WHAT THIS TASK INVOLVES. For each line of the data below that contains "검은사막", return that line.

RECORDS TO USE.
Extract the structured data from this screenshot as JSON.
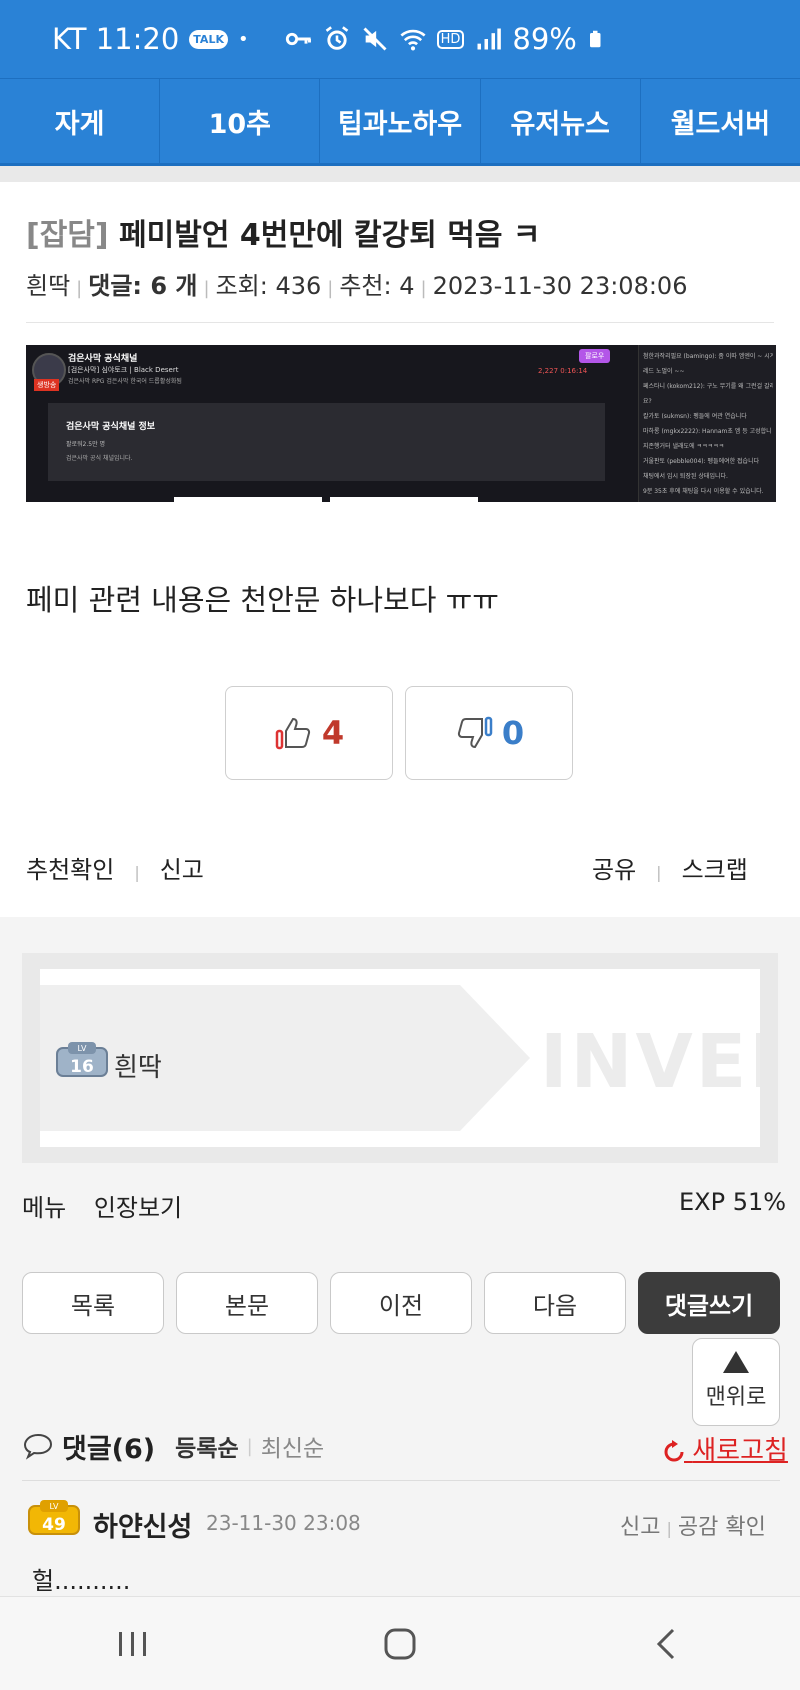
{
  "status_bar": {
    "carrier_time": "KT 11:20",
    "talk_badge": "TALK",
    "dot": "•",
    "hd_badge": "HD",
    "battery": "89%"
  },
  "nav_tabs": [
    "자게",
    "10추",
    "팁과노하우",
    "유저뉴스",
    "월드서버"
  ],
  "post": {
    "category": "[잡담]",
    "title": "페미발언 4번만에 칼강퇴 먹음 ㅋ",
    "author": "흰딱",
    "comments_label": "댓글: 6 개",
    "views": "조회: 436",
    "recommends": "추천: 4",
    "datetime": "2023-11-30 23:08:06",
    "body": "페미 관련 내용은 천안문 하나보다 ㅠㅠ"
  },
  "embedded_screenshot": {
    "channel_title": "검은사막 공식채널",
    "stream_title": "[검은사막] 심야토크 | Black Desert",
    "tags": "검은사막   RPG   검은사막   한국어   드롭활성화됨",
    "panel_title": "검은사막 공식채널 정보",
    "panel_followers": "팔로워2.5만 명",
    "panel_desc": "검은사막 공식 채널입니다.",
    "follow_btn": "팔로우",
    "live_badge": "생방송",
    "viewer_count": "2,227  0:16:14",
    "chat_lines": [
      "첨한과작리필요 (bamingo): 좀 이따 엠엔이 ~ 시계",
      "레드 노멀이 ~~",
      "페스타니 (kokom212): 구노 무기를 왜 그런걸 갈래",
      "요?",
      "칼가토 (sukmsn): 펭들에 여관 연습니다",
      "마하롱 (mgkx2222): Hannam초 엠 등 고성합니 노",
      "지존행거터 낼래도에 ㅋㅋㅋㅋㅋ",
      "거울판토 (pebble004): 펭들에여한 접습니다",
      "채팅에서 임시 퇴장된 상태입니다.",
      "9분 35초 후에 채팅을 다시 이용할 수 있습니다."
    ]
  },
  "votes": {
    "up": "4",
    "down": "0"
  },
  "post_links": {
    "left": [
      "추천확인",
      "신고"
    ],
    "right": [
      "공유",
      "스크랩"
    ]
  },
  "profile": {
    "level": "16",
    "level_prefix": "LV",
    "nickname": "흰딱",
    "brand": "INVEN"
  },
  "profile_menu": {
    "menu": "메뉴",
    "inventory": "인장보기",
    "exp": "EXP 51%"
  },
  "buttons": [
    "목록",
    "본문",
    "이전",
    "다음",
    "댓글쓰기"
  ],
  "to_top": "맨위로",
  "comments_header": {
    "title": "댓글(6)",
    "sort_registered": "등록순",
    "sort_latest": "최신순",
    "refresh": "새로고침"
  },
  "comment": {
    "level": "49",
    "level_prefix": "LV",
    "author": "하얀신성",
    "date": "23-11-30 23:08",
    "report": "신고",
    "agree": "공감 확인",
    "text": "헐.........."
  }
}
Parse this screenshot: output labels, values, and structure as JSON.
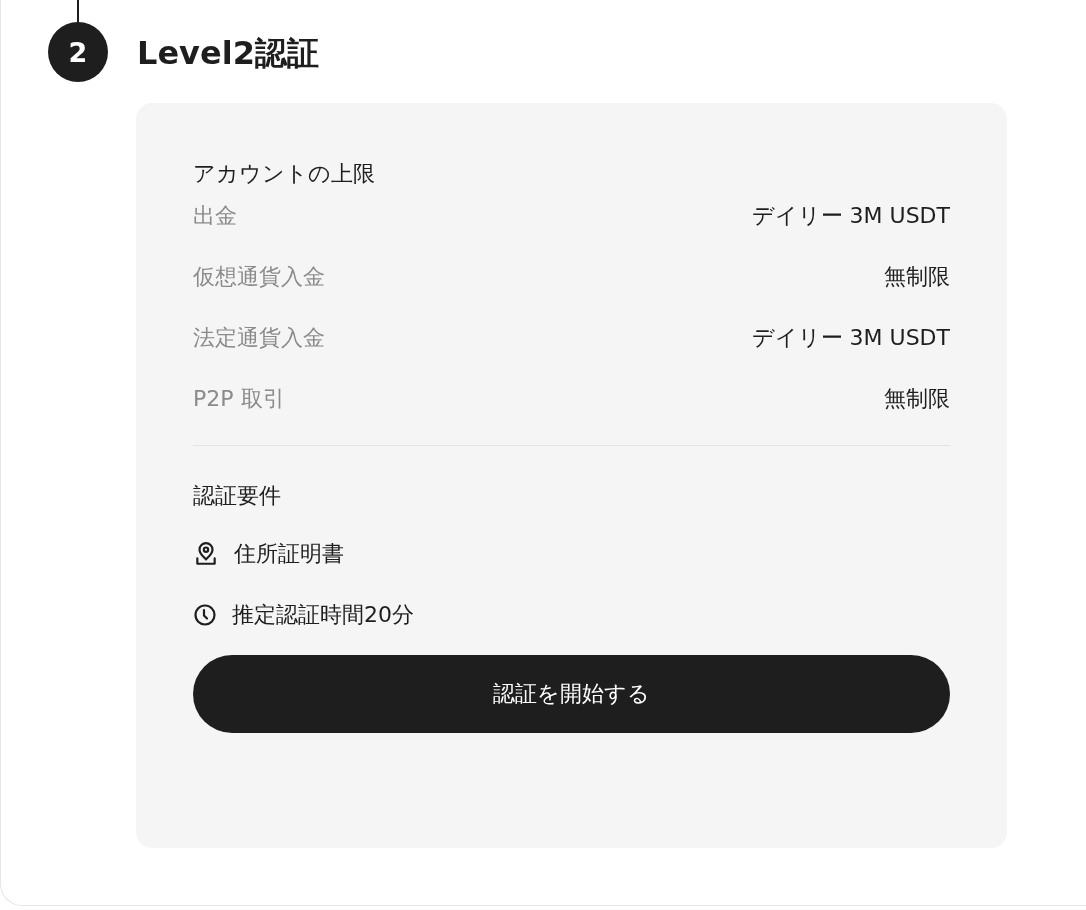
{
  "step": {
    "number": "2",
    "title": "Level2認証"
  },
  "limits": {
    "heading": "アカウントの上限",
    "rows": [
      {
        "label": "出金",
        "value": "デイリー 3M USDT"
      },
      {
        "label": "仮想通貨入金",
        "value": "無制限"
      },
      {
        "label": "法定通貨入金",
        "value": "デイリー 3M USDT"
      },
      {
        "label": "P2P 取引",
        "value": "無制限"
      }
    ]
  },
  "requirements": {
    "heading": "認証要件",
    "items": [
      {
        "kind": "location",
        "text": "住所証明書"
      },
      {
        "kind": "clock",
        "text": "推定認証時間20分"
      }
    ]
  },
  "button": "認証を開始する"
}
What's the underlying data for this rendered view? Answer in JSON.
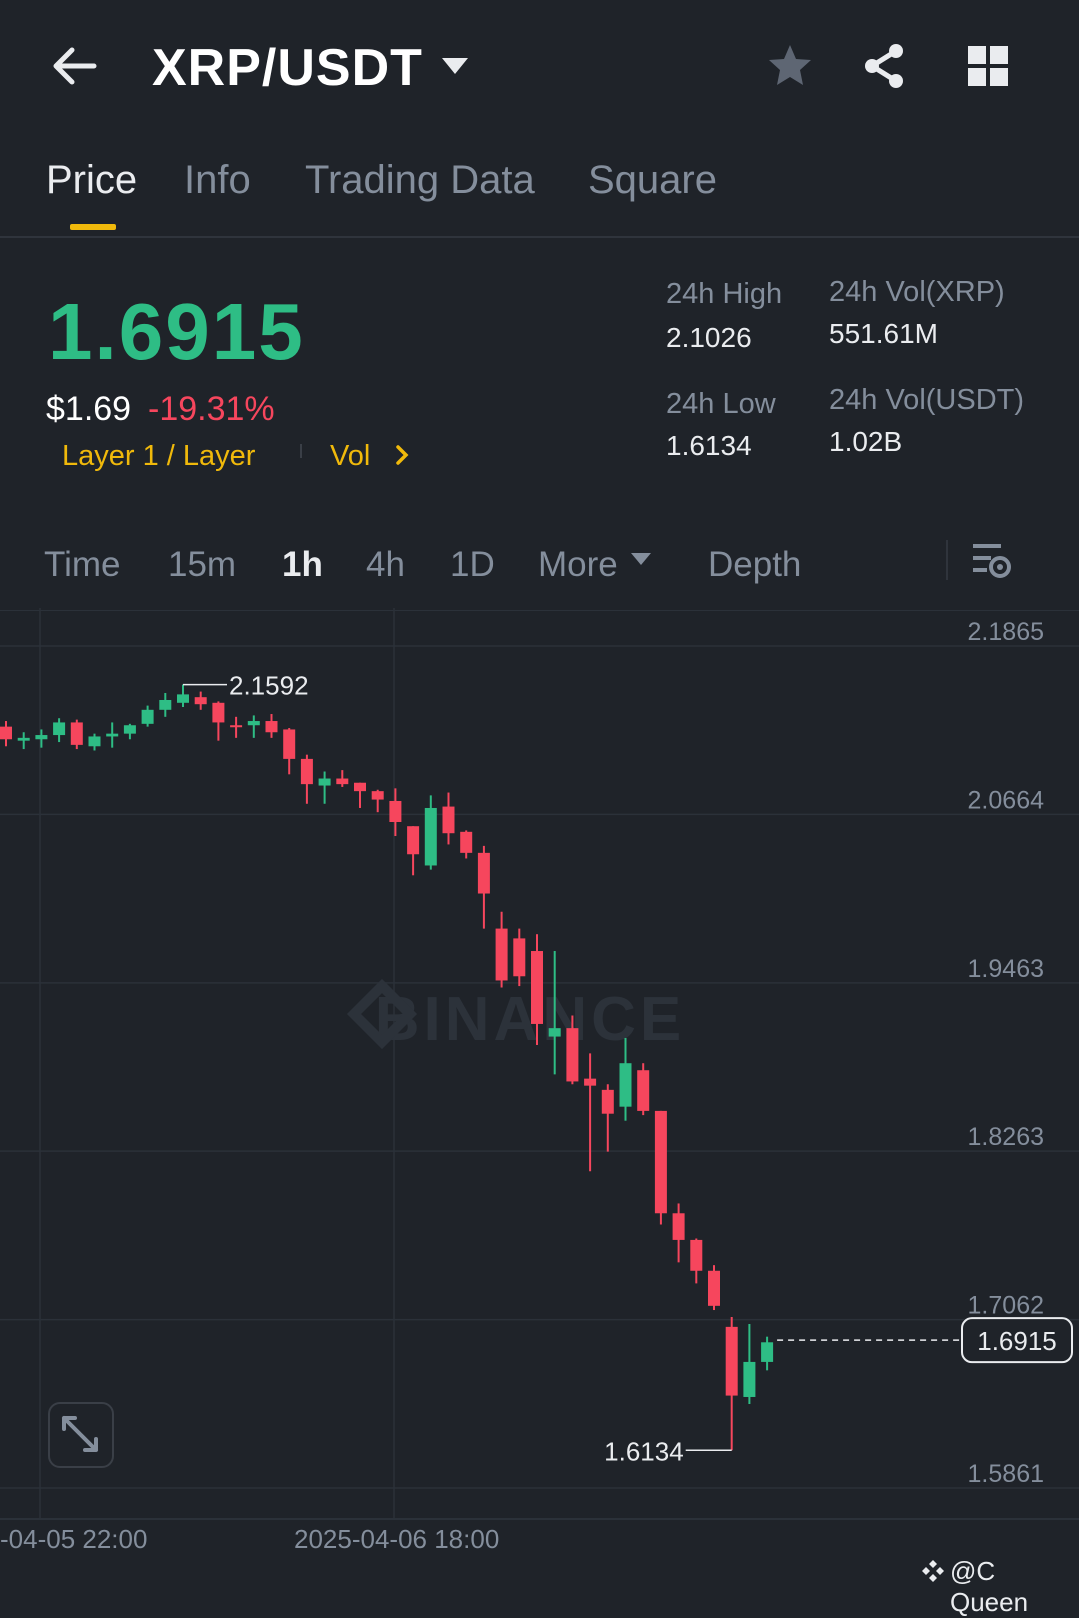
{
  "header": {
    "pair": "XRP/USDT",
    "icons": [
      "back-arrow-icon",
      "dropdown-caret-icon",
      "star-icon",
      "share-icon",
      "grid-menu-icon"
    ]
  },
  "tabs": [
    {
      "label": "Price",
      "active": true
    },
    {
      "label": "Info"
    },
    {
      "label": "Trading Data"
    },
    {
      "label": "Square"
    }
  ],
  "ticker": {
    "last_price": "1.6915",
    "fiat_price": "$1.69",
    "change_pct": "-19.31%",
    "tag_category": "Layer 1 / Layer",
    "tag_vol": "Vol",
    "high_label": "24h High",
    "high_value": "2.1026",
    "low_label": "24h Low",
    "low_value": "1.6134",
    "vol_base_label": "24h Vol(XRP)",
    "vol_base_value": "551.61M",
    "vol_quote_label": "24h Vol(USDT)",
    "vol_quote_value": "1.02B"
  },
  "intervals": {
    "items": [
      "Time",
      "15m",
      "1h",
      "4h",
      "1D",
      "More",
      "Depth"
    ],
    "active": "1h"
  },
  "colors": {
    "up": "#2ebd85",
    "down": "#f6465d",
    "accent": "#f0b90b",
    "background": "#1f2329"
  },
  "chart_data": {
    "type": "candlestick",
    "interval": "1h",
    "ylim": [
      1.5861,
      2.1865
    ],
    "y_ticks": [
      "2.1865",
      "2.0664",
      "1.9463",
      "1.8263",
      "1.7062",
      "1.5861"
    ],
    "x_ticks": [
      "-04-05 22:00",
      "2025-04-06 18:00"
    ],
    "annotations": {
      "high_marker": "2.1592",
      "low_marker": "1.6134",
      "current_price": "1.6915"
    },
    "watermark": "BINANCE",
    "candles": [
      [
        2.129,
        2.133,
        2.115,
        2.12
      ],
      [
        2.119,
        2.125,
        2.113,
        2.121
      ],
      [
        2.12,
        2.127,
        2.114,
        2.123
      ],
      [
        2.123,
        2.135,
        2.118,
        2.132
      ],
      [
        2.132,
        2.134,
        2.113,
        2.116
      ],
      [
        2.115,
        2.124,
        2.112,
        2.122
      ],
      [
        2.122,
        2.132,
        2.114,
        2.124
      ],
      [
        2.124,
        2.131,
        2.12,
        2.13
      ],
      [
        2.131,
        2.144,
        2.129,
        2.141
      ],
      [
        2.141,
        2.153,
        2.136,
        2.148
      ],
      [
        2.146,
        2.159,
        2.143,
        2.152
      ],
      [
        2.15,
        2.154,
        2.141,
        2.145
      ],
      [
        2.146,
        2.147,
        2.119,
        2.132
      ],
      [
        2.13,
        2.136,
        2.121,
        2.129
      ],
      [
        2.13,
        2.137,
        2.121,
        2.133
      ],
      [
        2.133,
        2.138,
        2.121,
        2.125
      ],
      [
        2.127,
        2.128,
        2.095,
        2.106
      ],
      [
        2.106,
        2.109,
        2.074,
        2.088
      ],
      [
        2.087,
        2.097,
        2.074,
        2.092
      ],
      [
        2.092,
        2.098,
        2.086,
        2.088
      ],
      [
        2.089,
        2.089,
        2.071,
        2.083
      ],
      [
        2.083,
        2.084,
        2.068,
        2.077
      ],
      [
        2.076,
        2.085,
        2.051,
        2.061
      ],
      [
        2.058,
        2.058,
        2.023,
        2.038
      ],
      [
        2.03,
        2.08,
        2.027,
        2.071
      ],
      [
        2.072,
        2.082,
        2.045,
        2.053
      ],
      [
        2.054,
        2.055,
        2.035,
        2.039
      ],
      [
        2.039,
        2.044,
        1.985,
        2.01
      ],
      [
        1.985,
        1.997,
        1.943,
        1.948
      ],
      [
        1.978,
        1.985,
        1.944,
        1.951
      ],
      [
        1.969,
        1.981,
        1.902,
        1.917
      ],
      [
        1.908,
        1.969,
        1.881,
        1.914
      ],
      [
        1.914,
        1.923,
        1.874,
        1.876
      ],
      [
        1.878,
        1.896,
        1.812,
        1.873
      ],
      [
        1.87,
        1.874,
        1.826,
        1.853
      ],
      [
        1.858,
        1.907,
        1.848,
        1.889
      ],
      [
        1.884,
        1.889,
        1.852,
        1.855
      ],
      [
        1.855,
        1.855,
        1.774,
        1.782
      ],
      [
        1.782,
        1.789,
        1.747,
        1.763
      ],
      [
        1.763,
        1.764,
        1.732,
        1.741
      ],
      [
        1.741,
        1.745,
        1.713,
        1.716
      ],
      [
        1.701,
        1.708,
        1.613,
        1.652
      ],
      [
        1.651,
        1.703,
        1.646,
        1.676
      ],
      [
        1.676,
        1.694,
        1.67,
        1.69
      ]
    ]
  },
  "watermark_text": "@C Queen"
}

EXERCISE RESPONSE.
    "channel_title": "검은사막 공식채널",
    "stream_title": "[검은사막] 심야토크 | Black Desert",
    "tags": "검은사막   RPG   검은사막   한국어   드롭활성화됨",
    "panel_title": "검은사막 공식채널 정보",
    "panel_desc": "검은사막 공식 채널입니다.",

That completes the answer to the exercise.